MACRA incorporates the Meaningful Use Stage 3 rules into a broader program aimed at encouraging data sharing and better patient outcomes. Still, some believe interoperability could lose out in the new administration.

The team at Chilmark Research forecast how Trump might impact the health IT industry. Analytics stands to be a “big winner” under the new president, as does patient engagement, though the latter might be mostly because of the expansion of health savings accounts. HSAs can’t work on a wide scale without greater price and quality transparency, Chilmark Managing Partner John Moore noted in a blog post.

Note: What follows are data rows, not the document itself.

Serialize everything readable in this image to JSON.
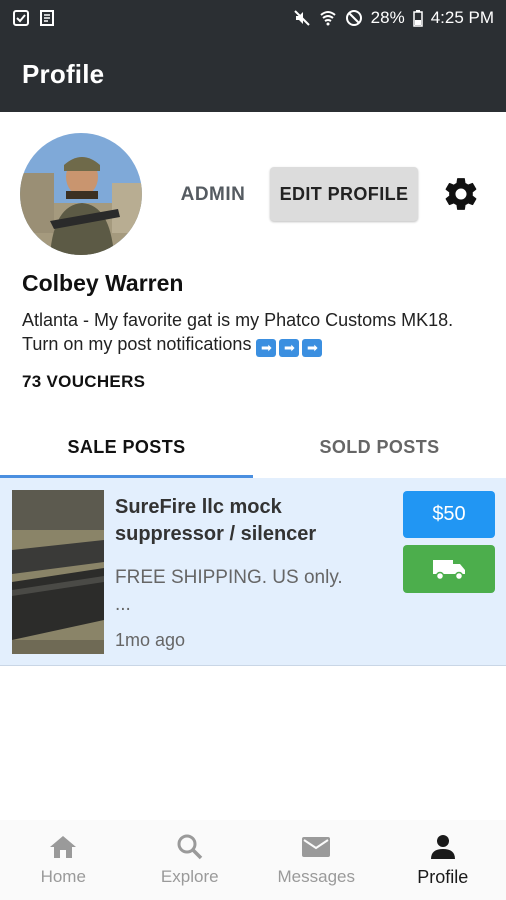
{
  "status_bar": {
    "battery": "28%",
    "time": "4:25 PM",
    "left_icons": [
      "checklist-icon",
      "document-icon"
    ],
    "right_icons": [
      "mute-icon",
      "wifi-icon",
      "no-sign-icon",
      "battery-icon"
    ]
  },
  "app_bar": {
    "title": "Profile"
  },
  "profile": {
    "admin_label": "ADMIN",
    "edit_label": "EDIT PROFILE",
    "name": "Colbey Warren",
    "bio": "Atlanta - My favorite gat is my Phatco Customs MK18. Turn on my post notifications",
    "bio_arrows": [
      "➡",
      "➡",
      "➡"
    ],
    "vouchers": "73 VOUCHERS"
  },
  "tabs": [
    {
      "label": "SALE POSTS",
      "active": true
    },
    {
      "label": "SOLD POSTS",
      "active": false
    }
  ],
  "posts": [
    {
      "title": "SureFire llc mock suppressor / silencer",
      "description": "FREE SHIPPING. US only.",
      "ellipsis": "...",
      "time": "1mo ago",
      "price": "$50",
      "shipping_icon": "truck-icon"
    }
  ],
  "bottom_nav": [
    {
      "label": "Home",
      "icon": "home-icon",
      "active": false
    },
    {
      "label": "Explore",
      "icon": "search-icon",
      "active": false
    },
    {
      "label": "Messages",
      "icon": "mail-icon",
      "active": false
    },
    {
      "label": "Profile",
      "icon": "person-icon",
      "active": true
    }
  ],
  "colors": {
    "app_bar": "#2b2f33",
    "tab_indicator": "#4a8fe0",
    "card_background": "#e3effd",
    "price_button": "#2196f3",
    "shipping_button": "#4cae4c"
  }
}
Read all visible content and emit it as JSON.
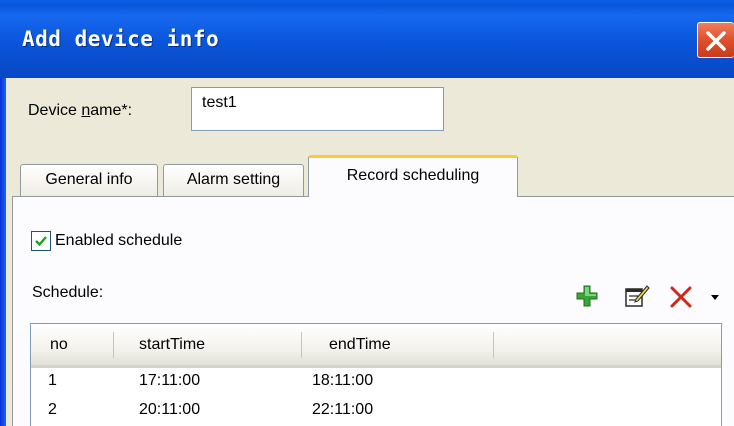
{
  "window": {
    "title": "Add device info"
  },
  "device": {
    "label": "Device name*:",
    "label_underline_letter": "n",
    "value": "test1"
  },
  "tabs": [
    {
      "label": "General info",
      "active": false
    },
    {
      "label": "Alarm setting",
      "active": false
    },
    {
      "label": "Record scheduling",
      "active": true
    }
  ],
  "schedule": {
    "enabled_label": "Enabled schedule",
    "enabled_checked": true,
    "label": "Schedule:",
    "toolbar_icons": [
      "add-icon",
      "edit-icon",
      "delete-icon",
      "dropdown-arrow-icon"
    ],
    "columns": [
      "no",
      "startTime",
      "endTime"
    ],
    "rows": [
      {
        "no": "1",
        "startTime": "17:11:00",
        "endTime": "18:11:00"
      },
      {
        "no": "2",
        "startTime": "20:11:00",
        "endTime": "22:11:00"
      }
    ]
  },
  "colors": {
    "titlebar": "#0a55d9",
    "active_tab_accent": "#ffc83c",
    "close_button": "#e2532f",
    "dialog_bg": "#ece9d8"
  }
}
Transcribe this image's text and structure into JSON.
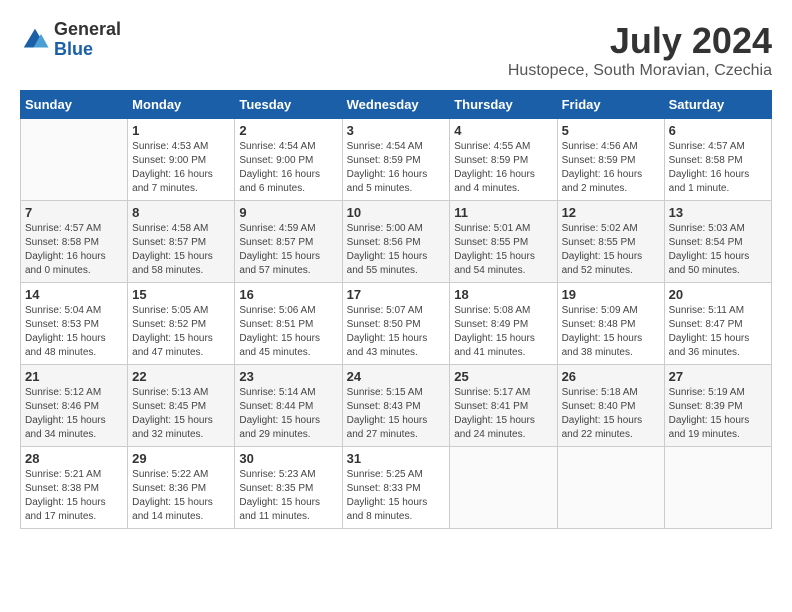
{
  "logo": {
    "general": "General",
    "blue": "Blue"
  },
  "title": "July 2024",
  "subtitle": "Hustopece, South Moravian, Czechia",
  "days_of_week": [
    "Sunday",
    "Monday",
    "Tuesday",
    "Wednesday",
    "Thursday",
    "Friday",
    "Saturday"
  ],
  "weeks": [
    [
      {
        "day": "",
        "info": ""
      },
      {
        "day": "1",
        "info": "Sunrise: 4:53 AM\nSunset: 9:00 PM\nDaylight: 16 hours\nand 7 minutes."
      },
      {
        "day": "2",
        "info": "Sunrise: 4:54 AM\nSunset: 9:00 PM\nDaylight: 16 hours\nand 6 minutes."
      },
      {
        "day": "3",
        "info": "Sunrise: 4:54 AM\nSunset: 8:59 PM\nDaylight: 16 hours\nand 5 minutes."
      },
      {
        "day": "4",
        "info": "Sunrise: 4:55 AM\nSunset: 8:59 PM\nDaylight: 16 hours\nand 4 minutes."
      },
      {
        "day": "5",
        "info": "Sunrise: 4:56 AM\nSunset: 8:59 PM\nDaylight: 16 hours\nand 2 minutes."
      },
      {
        "day": "6",
        "info": "Sunrise: 4:57 AM\nSunset: 8:58 PM\nDaylight: 16 hours\nand 1 minute."
      }
    ],
    [
      {
        "day": "7",
        "info": "Sunrise: 4:57 AM\nSunset: 8:58 PM\nDaylight: 16 hours\nand 0 minutes."
      },
      {
        "day": "8",
        "info": "Sunrise: 4:58 AM\nSunset: 8:57 PM\nDaylight: 15 hours\nand 58 minutes."
      },
      {
        "day": "9",
        "info": "Sunrise: 4:59 AM\nSunset: 8:57 PM\nDaylight: 15 hours\nand 57 minutes."
      },
      {
        "day": "10",
        "info": "Sunrise: 5:00 AM\nSunset: 8:56 PM\nDaylight: 15 hours\nand 55 minutes."
      },
      {
        "day": "11",
        "info": "Sunrise: 5:01 AM\nSunset: 8:55 PM\nDaylight: 15 hours\nand 54 minutes."
      },
      {
        "day": "12",
        "info": "Sunrise: 5:02 AM\nSunset: 8:55 PM\nDaylight: 15 hours\nand 52 minutes."
      },
      {
        "day": "13",
        "info": "Sunrise: 5:03 AM\nSunset: 8:54 PM\nDaylight: 15 hours\nand 50 minutes."
      }
    ],
    [
      {
        "day": "14",
        "info": "Sunrise: 5:04 AM\nSunset: 8:53 PM\nDaylight: 15 hours\nand 48 minutes."
      },
      {
        "day": "15",
        "info": "Sunrise: 5:05 AM\nSunset: 8:52 PM\nDaylight: 15 hours\nand 47 minutes."
      },
      {
        "day": "16",
        "info": "Sunrise: 5:06 AM\nSunset: 8:51 PM\nDaylight: 15 hours\nand 45 minutes."
      },
      {
        "day": "17",
        "info": "Sunrise: 5:07 AM\nSunset: 8:50 PM\nDaylight: 15 hours\nand 43 minutes."
      },
      {
        "day": "18",
        "info": "Sunrise: 5:08 AM\nSunset: 8:49 PM\nDaylight: 15 hours\nand 41 minutes."
      },
      {
        "day": "19",
        "info": "Sunrise: 5:09 AM\nSunset: 8:48 PM\nDaylight: 15 hours\nand 38 minutes."
      },
      {
        "day": "20",
        "info": "Sunrise: 5:11 AM\nSunset: 8:47 PM\nDaylight: 15 hours\nand 36 minutes."
      }
    ],
    [
      {
        "day": "21",
        "info": "Sunrise: 5:12 AM\nSunset: 8:46 PM\nDaylight: 15 hours\nand 34 minutes."
      },
      {
        "day": "22",
        "info": "Sunrise: 5:13 AM\nSunset: 8:45 PM\nDaylight: 15 hours\nand 32 minutes."
      },
      {
        "day": "23",
        "info": "Sunrise: 5:14 AM\nSunset: 8:44 PM\nDaylight: 15 hours\nand 29 minutes."
      },
      {
        "day": "24",
        "info": "Sunrise: 5:15 AM\nSunset: 8:43 PM\nDaylight: 15 hours\nand 27 minutes."
      },
      {
        "day": "25",
        "info": "Sunrise: 5:17 AM\nSunset: 8:41 PM\nDaylight: 15 hours\nand 24 minutes."
      },
      {
        "day": "26",
        "info": "Sunrise: 5:18 AM\nSunset: 8:40 PM\nDaylight: 15 hours\nand 22 minutes."
      },
      {
        "day": "27",
        "info": "Sunrise: 5:19 AM\nSunset: 8:39 PM\nDaylight: 15 hours\nand 19 minutes."
      }
    ],
    [
      {
        "day": "28",
        "info": "Sunrise: 5:21 AM\nSunset: 8:38 PM\nDaylight: 15 hours\nand 17 minutes."
      },
      {
        "day": "29",
        "info": "Sunrise: 5:22 AM\nSunset: 8:36 PM\nDaylight: 15 hours\nand 14 minutes."
      },
      {
        "day": "30",
        "info": "Sunrise: 5:23 AM\nSunset: 8:35 PM\nDaylight: 15 hours\nand 11 minutes."
      },
      {
        "day": "31",
        "info": "Sunrise: 5:25 AM\nSunset: 8:33 PM\nDaylight: 15 hours\nand 8 minutes."
      },
      {
        "day": "",
        "info": ""
      },
      {
        "day": "",
        "info": ""
      },
      {
        "day": "",
        "info": ""
      }
    ]
  ]
}
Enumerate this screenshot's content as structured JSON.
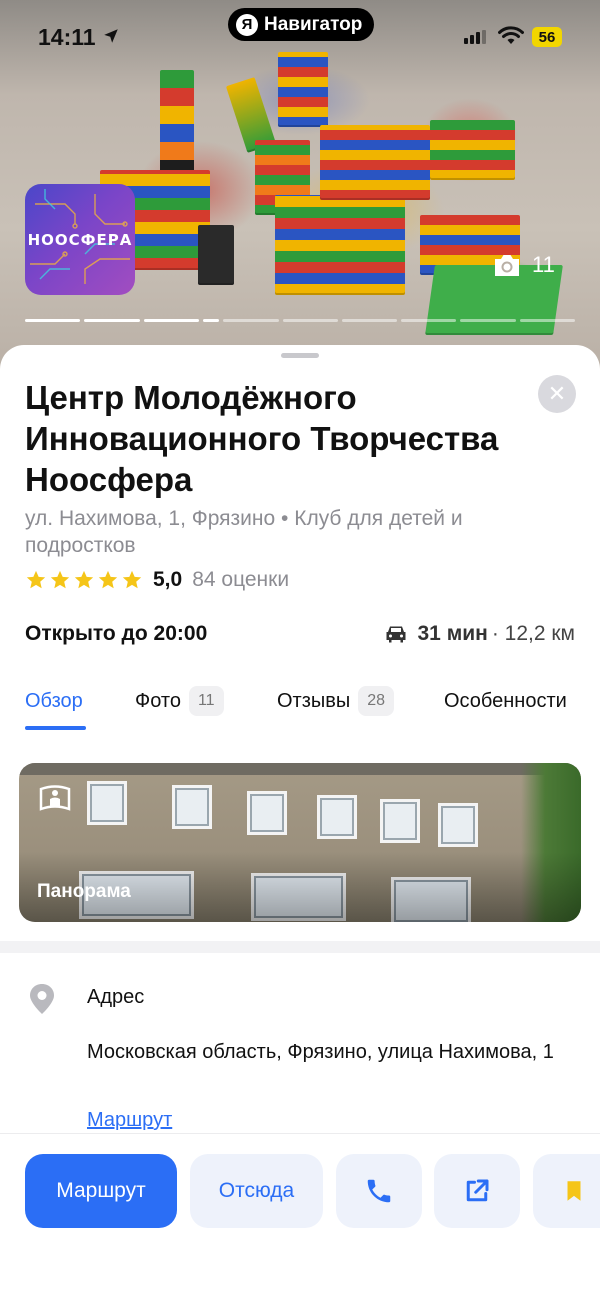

Interoperability could be a different story. “Despite bipartisan support, regulatory models for interoperability fall out of favor. Funding for [health information exchanges] evaporates,” Chilmark forecast. There may be a “modest uplift” from the desire to create “tight clinically integrated networks,” but not enough to offset the other setbacks.

That doesn’t necessarily change the imperative on healthcare systems, though.

“[D]ata exchange/interoperability will pull back from being a social/medical need that is mandated to being a business/market need that is economically driven,” Moore wrote.

He told healthcare organizations not to stray from the current trajectory toward data sharing and cooperation with competitors. “The need to continue to improve costs and quality metrics will continue unabated, requiring a long-term investment strategy in IT to facilitate cross-enterprise care delivery,” Moore said.

Photo: Flickr user Véronique Debord-Lazaro